Making Emeril’s Beef Wellington: Part 1
A little while ago I put making Beef Wellington on a list of 10 Weird Things I’d Like to Do Before I Die. So this weekend I’m setting out to make Emeril’s Individual Beef Wellingtons to prove that that odd little bucket list isn’t just for show.
I like to cook sometimes, and I love hanging out in the kitchen with Dan. (We had loads of fun last summer making Julia’s Beef Bourguignon.) However, I’m not exactly what you’d call a foodie or a food blogger. I don’t have sexy knife skills, I’ve never eaten liver pâté before, and I’m mostly afraid of touching raw meat with my bare hands.
Now that your expectations have been sufficiently managed, let me give you a little background on this project.
Why Beef Wellington?
There are a few reasons why I want to make this dish.
First, I love Gordon Ramsay. Ramsay is famous for his Beef Wellington, and I would have used his recipe rather than Emeril’s except for two things: my brain was too tired to think in metric and the individual recipe seemed better suited for this dinner for two. Yes, I know, Ramsay is an ass, but I still watch all of his shows. I like that he swears incessantly and makes professional chefs cry, yet still manages to be more loveable than Anthony Bourdain.
Next, I like to be challenged in the kitchen, and I like to try new foods. Stick a filet in some puff pastry with pasty mushrooms and duck liver? Hellzyeah! Ten-year-old me wouldn’t have eaten this stuff in a million years. Shoot, twenty-year-old me wouldn’t have tried it either. As a general rule, I hate mushrooms. But I might like ‘em like this. Right?

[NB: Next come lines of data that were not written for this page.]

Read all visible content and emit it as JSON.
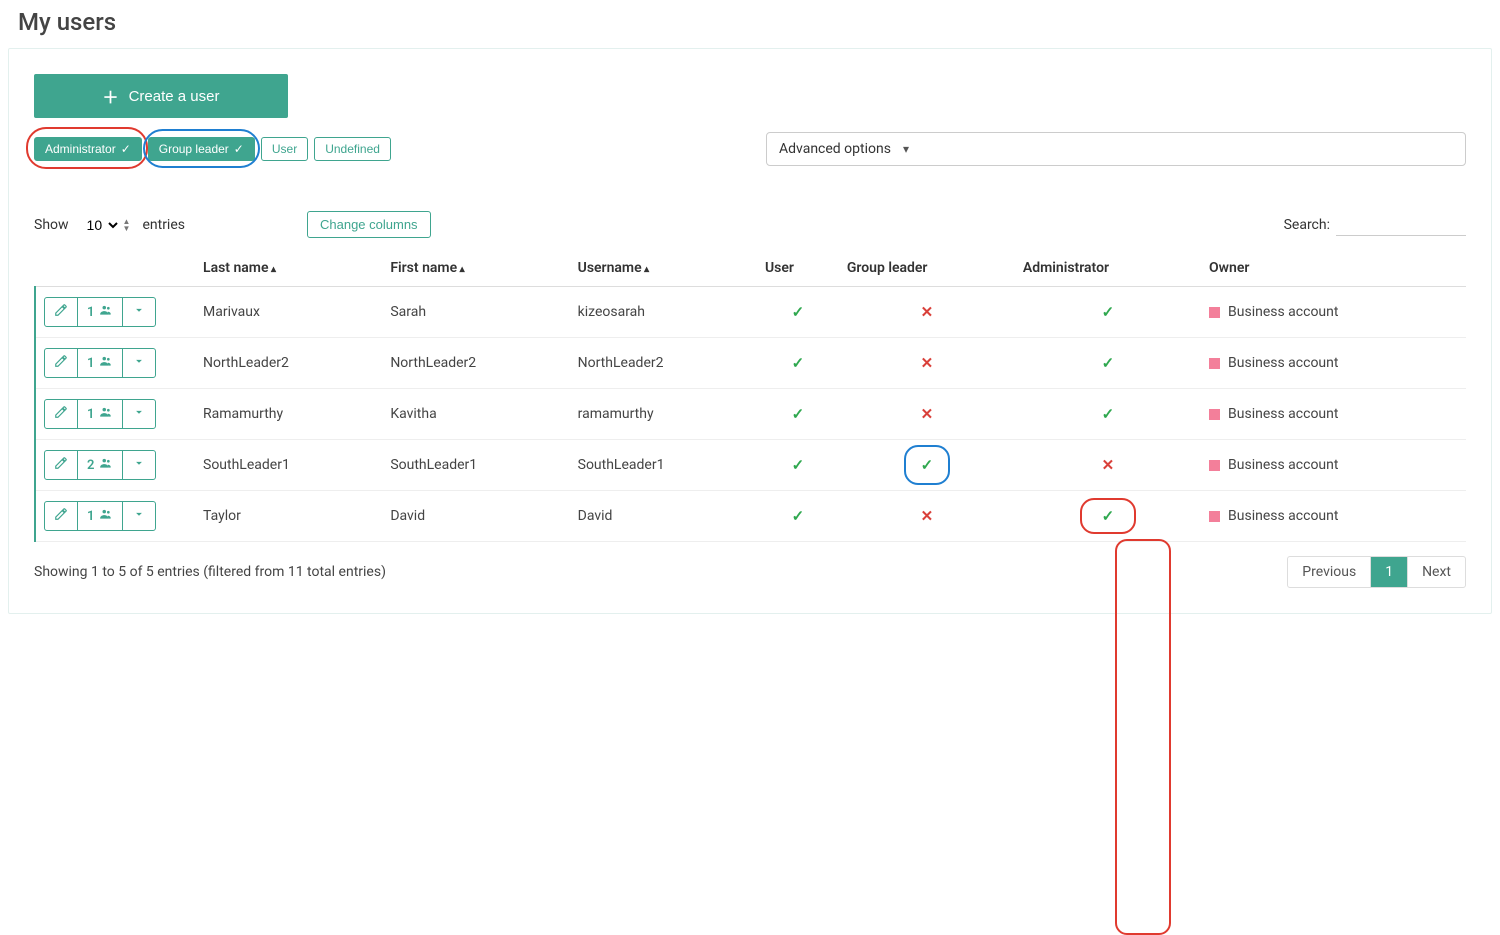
{
  "page_title": "My users",
  "create_button": "Create a user",
  "filter_pills": [
    {
      "label": "Administrator",
      "active": true,
      "highlight": "red"
    },
    {
      "label": "Group leader",
      "active": true,
      "highlight": "blue"
    },
    {
      "label": "User",
      "active": false,
      "highlight": null
    },
    {
      "label": "Undefined",
      "active": false,
      "highlight": null
    }
  ],
  "advanced_options": "Advanced options",
  "table_controls": {
    "show_label": "Show",
    "entries_value": "10",
    "entries_label": "entries",
    "change_columns": "Change columns",
    "search_label": "Search:"
  },
  "columns": {
    "last_name": "Last name",
    "first_name": "First name",
    "username": "Username",
    "user": "User",
    "group_leader": "Group leader",
    "administrator": "Administrator",
    "owner": "Owner"
  },
  "rows": [
    {
      "count": "1",
      "last_name": "Marivaux",
      "first_name": "Sarah",
      "username": "kizeosarah",
      "user": true,
      "group_leader": false,
      "admin": true,
      "owner": "Business account",
      "gl_ring": null,
      "admin_ring": null
    },
    {
      "count": "1",
      "last_name": "NorthLeader2",
      "first_name": "NorthLeader2",
      "username": "NorthLeader2",
      "user": true,
      "group_leader": false,
      "admin": true,
      "owner": "Business account",
      "gl_ring": null,
      "admin_ring": null
    },
    {
      "count": "1",
      "last_name": "Ramamurthy",
      "first_name": "Kavitha",
      "username": "ramamurthy",
      "user": true,
      "group_leader": false,
      "admin": true,
      "owner": "Business account",
      "gl_ring": null,
      "admin_ring": null
    },
    {
      "count": "2",
      "last_name": "SouthLeader1",
      "first_name": "SouthLeader1",
      "username": "SouthLeader1",
      "user": true,
      "group_leader": true,
      "admin": false,
      "owner": "Business account",
      "gl_ring": "blue",
      "admin_ring": null
    },
    {
      "count": "1",
      "last_name": "Taylor",
      "first_name": "David",
      "username": "David",
      "user": true,
      "group_leader": false,
      "admin": true,
      "owner": "Business account",
      "gl_ring": null,
      "admin_ring": "red"
    }
  ],
  "admin_group_ring_rows": 3,
  "footer_info": "Showing 1 to 5 of 5 entries (filtered from 11 total entries)",
  "pager": {
    "previous": "Previous",
    "page": "1",
    "next": "Next"
  },
  "colors": {
    "accent": "#3fa58f",
    "red": "#e03a2f",
    "blue": "#1f7fd1",
    "pink_sq": "#f37f9a"
  }
}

Finally, I heard this crazy tale about Beef Wellington being invented so that Christians could hide their meat eating from God during Lent. (Isn’t that just the best thing you’ve heard this week?)
I imagine the conversation going something like this: “But Thomas, you know we can’t have meat for supper tonight. It’s Lent! God will surely smite us!”
“Oh, just wrap it in puff pastry, Rachel. He’ll never know the difference.”
Now, I haven’t verified that this legend is entirely true (and please, school us all if you’re in the know), but it’s fantastic nonetheless.
Getting the Ingredients
That first picture is me at the Moody’s Butcher Shop in Avon, Indiana. Now, Dan and I actually intended to make Beef Wellington over the 4th of July holiday, but do you know what you find when you get to the butcher one hour before close on the Saturday of a Super Mega Cookout Weekend? A raped display case with a couple of brat burgers and a few pounds of ground beef cowering in a far corner.
I would like to make a quick plug for local butchers. I was first introduced to Moody through my Green B.E.A.N. delivery. Their meat is two hundred times better than any similar product I’ve eaten from anywhere else. The animals are raised right, and I value that. I’ve accepted that I’m a life-long omnivore, but I love animals and I take the circumstances of their lives and death pretty seriously. I’m not perfect, but I’ll gladly spend extra money for cage-free eggs and purchase meat that comes from local cows that spend their time on this earth hunting grass.
If you have never eaten meat from a local butcher, put it on your bucket list now. I’ll wait.
We also went to a local farmer’s market and a grocery store whose name shall not be uttered on this blog.
Making Emeril’s Beef Wellington: Part 2 Coming Soon
The puff pastry is thawing and I’m excited to dive into this recipe tomorrow afternoon. Later on in the week, I’ll have pictures posted, and you can find out whether Dan and I were successful in this culinary endeavor. Wish us luck!